■ DATA SUPPLIED:
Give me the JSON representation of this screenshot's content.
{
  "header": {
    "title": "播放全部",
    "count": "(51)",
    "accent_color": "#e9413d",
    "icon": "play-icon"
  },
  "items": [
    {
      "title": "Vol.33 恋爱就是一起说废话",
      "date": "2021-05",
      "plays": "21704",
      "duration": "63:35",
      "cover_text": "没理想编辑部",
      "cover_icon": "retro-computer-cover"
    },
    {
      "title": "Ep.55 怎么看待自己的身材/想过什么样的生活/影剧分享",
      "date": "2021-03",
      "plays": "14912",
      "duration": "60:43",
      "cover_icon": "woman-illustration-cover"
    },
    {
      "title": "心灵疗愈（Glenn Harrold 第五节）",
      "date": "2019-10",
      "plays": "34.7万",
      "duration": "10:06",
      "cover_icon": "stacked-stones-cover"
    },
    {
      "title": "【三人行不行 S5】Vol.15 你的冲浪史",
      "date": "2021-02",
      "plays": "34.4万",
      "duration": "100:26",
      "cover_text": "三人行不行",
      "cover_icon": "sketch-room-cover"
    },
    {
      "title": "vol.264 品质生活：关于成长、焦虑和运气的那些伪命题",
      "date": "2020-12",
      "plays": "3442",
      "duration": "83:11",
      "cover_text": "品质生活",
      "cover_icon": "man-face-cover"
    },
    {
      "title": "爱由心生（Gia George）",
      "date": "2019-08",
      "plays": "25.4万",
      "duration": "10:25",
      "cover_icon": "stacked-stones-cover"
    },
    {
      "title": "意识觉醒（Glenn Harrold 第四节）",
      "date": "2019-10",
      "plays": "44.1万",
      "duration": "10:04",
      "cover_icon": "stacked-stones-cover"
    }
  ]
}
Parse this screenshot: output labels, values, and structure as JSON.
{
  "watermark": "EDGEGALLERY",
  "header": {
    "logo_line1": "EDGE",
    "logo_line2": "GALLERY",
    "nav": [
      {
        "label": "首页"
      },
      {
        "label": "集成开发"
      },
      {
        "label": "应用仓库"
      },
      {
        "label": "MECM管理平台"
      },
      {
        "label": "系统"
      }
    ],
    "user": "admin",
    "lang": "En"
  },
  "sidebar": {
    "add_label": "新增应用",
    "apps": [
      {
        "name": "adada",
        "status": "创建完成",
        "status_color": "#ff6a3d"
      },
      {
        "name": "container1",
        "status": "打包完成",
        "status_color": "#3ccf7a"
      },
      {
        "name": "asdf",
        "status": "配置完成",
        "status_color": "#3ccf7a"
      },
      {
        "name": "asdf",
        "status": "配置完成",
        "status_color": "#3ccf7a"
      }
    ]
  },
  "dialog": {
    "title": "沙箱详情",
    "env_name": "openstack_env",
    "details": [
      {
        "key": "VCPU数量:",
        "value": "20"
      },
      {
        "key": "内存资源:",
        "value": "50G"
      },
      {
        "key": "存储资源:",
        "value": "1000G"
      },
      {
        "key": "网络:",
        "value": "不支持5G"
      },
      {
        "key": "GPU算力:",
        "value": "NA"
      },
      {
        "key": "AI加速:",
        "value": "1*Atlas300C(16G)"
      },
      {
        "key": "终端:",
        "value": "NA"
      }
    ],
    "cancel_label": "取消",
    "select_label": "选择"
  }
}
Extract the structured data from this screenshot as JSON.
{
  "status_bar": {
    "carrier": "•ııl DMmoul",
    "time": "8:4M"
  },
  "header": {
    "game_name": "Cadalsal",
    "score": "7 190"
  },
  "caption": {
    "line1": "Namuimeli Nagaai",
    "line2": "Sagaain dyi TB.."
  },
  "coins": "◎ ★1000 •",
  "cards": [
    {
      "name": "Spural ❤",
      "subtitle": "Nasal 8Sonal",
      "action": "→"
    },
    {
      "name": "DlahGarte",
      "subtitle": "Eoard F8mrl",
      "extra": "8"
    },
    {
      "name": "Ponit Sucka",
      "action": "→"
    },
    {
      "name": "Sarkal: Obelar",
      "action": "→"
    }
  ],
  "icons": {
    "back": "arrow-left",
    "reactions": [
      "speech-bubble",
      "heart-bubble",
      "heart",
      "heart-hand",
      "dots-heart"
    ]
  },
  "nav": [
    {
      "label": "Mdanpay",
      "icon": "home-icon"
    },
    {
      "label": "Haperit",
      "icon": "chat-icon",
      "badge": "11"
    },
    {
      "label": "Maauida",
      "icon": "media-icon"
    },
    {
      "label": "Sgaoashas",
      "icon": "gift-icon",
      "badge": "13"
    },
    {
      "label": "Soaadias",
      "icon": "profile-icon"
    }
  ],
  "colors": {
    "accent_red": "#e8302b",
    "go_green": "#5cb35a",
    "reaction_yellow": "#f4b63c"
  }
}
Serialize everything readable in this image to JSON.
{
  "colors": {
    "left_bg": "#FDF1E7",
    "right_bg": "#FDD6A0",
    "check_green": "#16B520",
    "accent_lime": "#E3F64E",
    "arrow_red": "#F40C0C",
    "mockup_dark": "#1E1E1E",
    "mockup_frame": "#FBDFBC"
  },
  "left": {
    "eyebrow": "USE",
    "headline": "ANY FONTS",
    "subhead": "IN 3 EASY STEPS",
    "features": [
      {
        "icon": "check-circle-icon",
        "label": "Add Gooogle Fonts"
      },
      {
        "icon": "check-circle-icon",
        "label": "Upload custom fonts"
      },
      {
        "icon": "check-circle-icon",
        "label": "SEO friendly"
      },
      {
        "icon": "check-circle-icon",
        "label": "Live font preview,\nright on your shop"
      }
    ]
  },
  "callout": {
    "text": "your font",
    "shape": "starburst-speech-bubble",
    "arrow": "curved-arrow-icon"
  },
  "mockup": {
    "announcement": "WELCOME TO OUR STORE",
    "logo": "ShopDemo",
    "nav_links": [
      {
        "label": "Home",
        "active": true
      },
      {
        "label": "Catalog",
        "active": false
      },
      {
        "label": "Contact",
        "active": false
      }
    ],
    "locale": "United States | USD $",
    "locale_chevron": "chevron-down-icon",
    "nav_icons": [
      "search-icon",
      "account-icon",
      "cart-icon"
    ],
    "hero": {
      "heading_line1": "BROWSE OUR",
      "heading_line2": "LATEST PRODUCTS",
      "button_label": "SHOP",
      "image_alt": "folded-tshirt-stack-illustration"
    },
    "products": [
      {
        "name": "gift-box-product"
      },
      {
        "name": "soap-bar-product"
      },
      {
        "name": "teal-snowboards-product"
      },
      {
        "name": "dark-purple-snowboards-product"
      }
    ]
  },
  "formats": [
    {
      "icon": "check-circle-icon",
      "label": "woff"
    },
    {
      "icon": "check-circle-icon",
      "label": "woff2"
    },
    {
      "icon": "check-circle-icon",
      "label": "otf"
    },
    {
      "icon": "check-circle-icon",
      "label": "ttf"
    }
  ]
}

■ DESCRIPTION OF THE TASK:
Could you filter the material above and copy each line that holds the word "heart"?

■ EXERCISE ANSWER:
      "heart-bubble",
      "heart",
      "heart-hand",
      "dots-heart"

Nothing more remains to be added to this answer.